“So rather than buying natural gas or oil to heat our plant, we’re now feeding our heat and our energy off this district heating grid,” Twomey explained. “The small remaining amount of natural gas that we continue to use is now completely shifted to biogas – environmentally-friendly, renewable energy source produced from organic matter, such as food or animal waste.”
And going green has not stopped with achieving the goal of becoming carbon neutral either.
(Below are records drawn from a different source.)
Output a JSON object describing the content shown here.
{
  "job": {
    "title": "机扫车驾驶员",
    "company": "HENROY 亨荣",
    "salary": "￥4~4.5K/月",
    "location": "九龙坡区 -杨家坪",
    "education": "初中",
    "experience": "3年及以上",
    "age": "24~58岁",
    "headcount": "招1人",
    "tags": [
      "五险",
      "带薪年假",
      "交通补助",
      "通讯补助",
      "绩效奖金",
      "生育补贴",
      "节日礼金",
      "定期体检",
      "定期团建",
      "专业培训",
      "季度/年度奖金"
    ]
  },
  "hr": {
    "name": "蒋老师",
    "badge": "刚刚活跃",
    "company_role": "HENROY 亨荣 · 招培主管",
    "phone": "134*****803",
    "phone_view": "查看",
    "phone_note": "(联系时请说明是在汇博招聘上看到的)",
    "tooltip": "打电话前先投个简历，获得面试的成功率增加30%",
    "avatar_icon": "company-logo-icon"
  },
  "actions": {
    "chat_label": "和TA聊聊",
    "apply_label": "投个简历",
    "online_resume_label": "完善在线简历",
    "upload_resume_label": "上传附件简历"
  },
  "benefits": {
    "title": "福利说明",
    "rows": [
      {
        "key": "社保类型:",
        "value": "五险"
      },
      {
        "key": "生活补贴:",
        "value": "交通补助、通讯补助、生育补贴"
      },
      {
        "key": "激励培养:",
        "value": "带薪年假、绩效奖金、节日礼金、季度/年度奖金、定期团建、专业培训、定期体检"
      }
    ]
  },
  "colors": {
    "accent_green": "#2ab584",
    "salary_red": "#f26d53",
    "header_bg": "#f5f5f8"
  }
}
The Helsingborg team has now started to repackage unused food from the site and sell it to employees at a very low cost, Sjovall pointed out.
“This helps the environment by reducing food waste and it helps our employees get a great meal for themselves and their families at a low cost,” he noted.
“We’ve also replaced all the transport between the buildings with electric transport,” he added. “The team just continues to drive further and further see what they can do, just to get to get better for the environment.”
While making the manufacturing process sustainable is a large piece of the puzzle, packaging – how it is sourced, how it is disposed of and how green alternatives can ensure the safety and stability of medicines – is another large and arguably more challenging one.
“We sell gum in cartons,” Sjovall noted. “We want to make sure that our cardboard is Forestry Stewardship Council certified and ideally made out of recycled and recyclable material as well.”
“Sometimes, it’s going to cost us more to make packaging materials sustainable, but hopefully we can achieve on a cost neutral basis and that’s really where we’re striving to get to,” Twomey continued.
“It’s is a mindset shift,” he insisted. “If you get the right partners in the room, from the supply chain to R&D, you can find these opportunities.”
However, J&J’s first commitment, both Twomey and Sjovall maintained, was for the highest possible levels of safety, quality and efficacy for the company’s medicinal products throughout their shelf life.
Finding recyclable materials that can meet these standards is a “technology challenge,” they suggested, which J&J is working actively towards meeting.
“Sustainability has been looked at as a cost for a lot of companies,” Twomey reflected. “But actually, there are many opportunities if you look hard enough. We have to start looking at sustainability as a win-win situation.”